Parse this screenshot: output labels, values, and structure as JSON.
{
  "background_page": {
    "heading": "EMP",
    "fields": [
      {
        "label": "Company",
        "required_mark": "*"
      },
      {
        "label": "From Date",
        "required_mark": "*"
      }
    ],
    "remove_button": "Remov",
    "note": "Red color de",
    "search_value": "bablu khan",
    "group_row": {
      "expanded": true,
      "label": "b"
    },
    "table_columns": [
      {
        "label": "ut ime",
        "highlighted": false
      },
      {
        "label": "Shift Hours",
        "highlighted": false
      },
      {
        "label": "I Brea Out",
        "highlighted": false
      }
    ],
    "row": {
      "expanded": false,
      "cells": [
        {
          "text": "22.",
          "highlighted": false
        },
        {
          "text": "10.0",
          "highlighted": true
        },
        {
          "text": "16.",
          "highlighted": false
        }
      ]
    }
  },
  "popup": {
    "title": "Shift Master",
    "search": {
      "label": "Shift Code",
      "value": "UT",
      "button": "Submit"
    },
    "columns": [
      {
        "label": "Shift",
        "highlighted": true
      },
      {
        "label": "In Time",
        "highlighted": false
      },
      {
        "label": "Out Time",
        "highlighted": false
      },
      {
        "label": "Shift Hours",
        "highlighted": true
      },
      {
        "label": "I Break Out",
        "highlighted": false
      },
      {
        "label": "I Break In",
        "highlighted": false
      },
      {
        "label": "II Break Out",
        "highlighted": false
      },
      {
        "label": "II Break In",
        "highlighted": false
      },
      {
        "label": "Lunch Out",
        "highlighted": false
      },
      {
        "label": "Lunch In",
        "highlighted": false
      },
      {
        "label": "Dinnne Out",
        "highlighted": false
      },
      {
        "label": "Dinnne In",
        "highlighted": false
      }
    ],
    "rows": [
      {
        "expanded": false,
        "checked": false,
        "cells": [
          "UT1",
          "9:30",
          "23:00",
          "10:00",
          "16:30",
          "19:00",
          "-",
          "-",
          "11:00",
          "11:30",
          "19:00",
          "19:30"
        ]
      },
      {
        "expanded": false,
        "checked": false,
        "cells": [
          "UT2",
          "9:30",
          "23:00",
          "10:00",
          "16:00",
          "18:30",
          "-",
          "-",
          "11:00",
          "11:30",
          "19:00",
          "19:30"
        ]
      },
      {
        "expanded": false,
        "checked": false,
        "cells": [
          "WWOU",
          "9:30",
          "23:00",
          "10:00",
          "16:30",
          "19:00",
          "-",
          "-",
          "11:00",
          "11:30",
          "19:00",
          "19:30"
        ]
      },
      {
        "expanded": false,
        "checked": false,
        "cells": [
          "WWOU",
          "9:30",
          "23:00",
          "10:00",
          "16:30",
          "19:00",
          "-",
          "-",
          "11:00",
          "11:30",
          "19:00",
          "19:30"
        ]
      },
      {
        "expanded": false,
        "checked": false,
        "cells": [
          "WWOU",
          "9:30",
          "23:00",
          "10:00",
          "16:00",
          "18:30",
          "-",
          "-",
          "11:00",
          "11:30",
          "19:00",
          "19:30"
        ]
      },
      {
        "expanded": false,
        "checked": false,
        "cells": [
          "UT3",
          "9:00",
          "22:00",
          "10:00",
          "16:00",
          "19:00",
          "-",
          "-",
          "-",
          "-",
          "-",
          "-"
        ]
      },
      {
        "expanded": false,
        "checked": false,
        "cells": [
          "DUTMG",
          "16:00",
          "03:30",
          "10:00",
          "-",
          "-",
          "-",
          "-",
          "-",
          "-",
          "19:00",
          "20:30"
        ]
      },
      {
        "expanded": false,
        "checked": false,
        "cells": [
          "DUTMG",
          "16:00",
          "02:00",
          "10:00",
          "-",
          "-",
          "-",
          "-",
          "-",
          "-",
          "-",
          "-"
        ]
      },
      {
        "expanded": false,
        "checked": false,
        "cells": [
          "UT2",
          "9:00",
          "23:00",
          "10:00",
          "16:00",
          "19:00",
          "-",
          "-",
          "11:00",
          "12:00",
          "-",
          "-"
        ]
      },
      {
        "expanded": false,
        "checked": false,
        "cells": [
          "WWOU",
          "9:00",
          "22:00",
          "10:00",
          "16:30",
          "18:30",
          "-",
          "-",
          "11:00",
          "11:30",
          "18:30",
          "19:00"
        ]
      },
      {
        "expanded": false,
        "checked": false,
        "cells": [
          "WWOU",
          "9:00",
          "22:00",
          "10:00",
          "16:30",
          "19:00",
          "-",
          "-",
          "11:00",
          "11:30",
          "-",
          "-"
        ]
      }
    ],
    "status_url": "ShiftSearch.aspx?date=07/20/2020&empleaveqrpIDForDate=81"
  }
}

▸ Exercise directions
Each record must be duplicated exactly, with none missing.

▸ Response for this exercise
Parse this screenshot: output labels, values, and structure as JSON.
{
  "background_page": {
    "heading": "EMP",
    "fields": [
      {
        "label": "Company",
        "required_mark": "*"
      },
      {
        "label": "From Date",
        "required_mark": "*"
      }
    ],
    "remove_button": "Remov",
    "note": "Red color de",
    "search_value": "bablu khan",
    "group_row": {
      "expanded": true,
      "label": "b"
    },
    "table_columns": [
      {
        "label": "ut ime",
        "highlighted": false
      },
      {
        "label": "Shift Hours",
        "highlighted": false
      },
      {
        "label": "I Brea Out",
        "highlighted": false
      }
    ],
    "row": {
      "expanded": false,
      "cells": [
        {
          "text": "22.",
          "highlighted": false
        },
        {
          "text": "10.0",
          "highlighted": true
        },
        {
          "text": "16.",
          "highlighted": false
        }
      ]
    }
  },
  "popup": {
    "title": "Shift Master",
    "search": {
      "label": "Shift Code",
      "value": "UT",
      "button": "Submit"
    },
    "columns": [
      {
        "label": "Shift",
        "highlighted": true
      },
      {
        "label": "In Time",
        "highlighted": false
      },
      {
        "label": "Out Time",
        "highlighted": false
      },
      {
        "label": "Shift Hours",
        "highlighted": true
      },
      {
        "label": "I Break Out",
        "highlighted": false
      },
      {
        "label": "I Break In",
        "highlighted": false
      },
      {
        "label": "II Break Out",
        "highlighted": false
      },
      {
        "label": "II Break In",
        "highlighted": false
      },
      {
        "label": "Lunch Out",
        "highlighted": false
      },
      {
        "label": "Lunch In",
        "highlighted": false
      },
      {
        "label": "Dinnne Out",
        "highlighted": false
      },
      {
        "label": "Dinnne In",
        "highlighted": false
      }
    ],
    "rows": [
      {
        "expanded": false,
        "checked": false,
        "cells": [
          "UT1",
          "9:30",
          "23:00",
          "10:00",
          "16:30",
          "19:00",
          "-",
          "-",
          "11:00",
          "11:30",
          "19:00",
          "19:30"
        ]
      },
      {
        "expanded": false,
        "checked": false,
        "cells": [
          "UT2",
          "9:30",
          "23:00",
          "10:00",
          "16:00",
          "18:30",
          "-",
          "-",
          "11:00",
          "11:30",
          "19:00",
          "19:30"
        ]
      },
      {
        "expanded": false,
        "checked": false,
        "cells": [
          "WWOU",
          "9:30",
          "23:00",
          "10:00",
          "16:30",
          "19:00",
          "-",
          "-",
          "11:00",
          "11:30",
          "19:00",
          "19:30"
        ]
      },
      {
        "expanded": false,
        "checked": false,
        "cells": [
          "WWOU",
          "9:30",
          "23:00",
          "10:00",
          "16:30",
          "19:00",
          "-",
          "-",
          "11:00",
          "11:30",
          "19:00",
          "19:30"
        ]
      },
      {
        "expanded": false,
        "checked": false,
        "cells": [
          "WWOU",
          "9:30",
          "23:00",
          "10:00",
          "16:00",
          "18:30",
          "-",
          "-",
          "11:00",
          "11:30",
          "19:00",
          "19:30"
        ]
      },
      {
        "expanded": false,
        "checked": false,
        "cells": [
          "UT3",
          "9:00",
          "22:00",
          "10:00",
          "16:00",
          "19:00",
          "-",
          "-",
          "-",
          "-",
          "-",
          "-"
        ]
      },
      {
        "expanded": false,
        "checked": false,
        "cells": [
          "DUTMG",
          "16:00",
          "03:30",
          "10:00",
          "-",
          "-",
          "-",
          "-",
          "-",
          "-",
          "19:00",
          "20:30"
        ]
      },
      {
        "expanded": false,
        "checked": false,
        "cells": [
          "DUTMG",
          "16:00",
          "02:00",
          "10:00",
          "-",
          "-",
          "-",
          "-",
          "-",
          "-",
          "-",
          "-"
        ]
      },
      {
        "expanded": false,
        "checked": false,
        "cells": [
          "UT2",
          "9:00",
          "23:00",
          "10:00",
          "16:00",
          "19:00",
          "-",
          "-",
          "11:00",
          "12:00",
          "-",
          "-"
        ]
      },
      {
        "expanded": false,
        "checked": false,
        "cells": [
          "WWOU",
          "9:00",
          "22:00",
          "10:00",
          "16:30",
          "18:30",
          "-",
          "-",
          "11:00",
          "11:30",
          "18:30",
          "19:00"
        ]
      },
      {
        "expanded": false,
        "checked": false,
        "cells": [
          "WWOU",
          "9:00",
          "22:00",
          "10:00",
          "16:30",
          "19:00",
          "-",
          "-",
          "11:00",
          "11:30",
          "-",
          "-"
        ]
      }
    ],
    "status_url": "ShiftSearch.aspx?date=07/20/2020&empleaveqrpIDForDate=81"
  }
}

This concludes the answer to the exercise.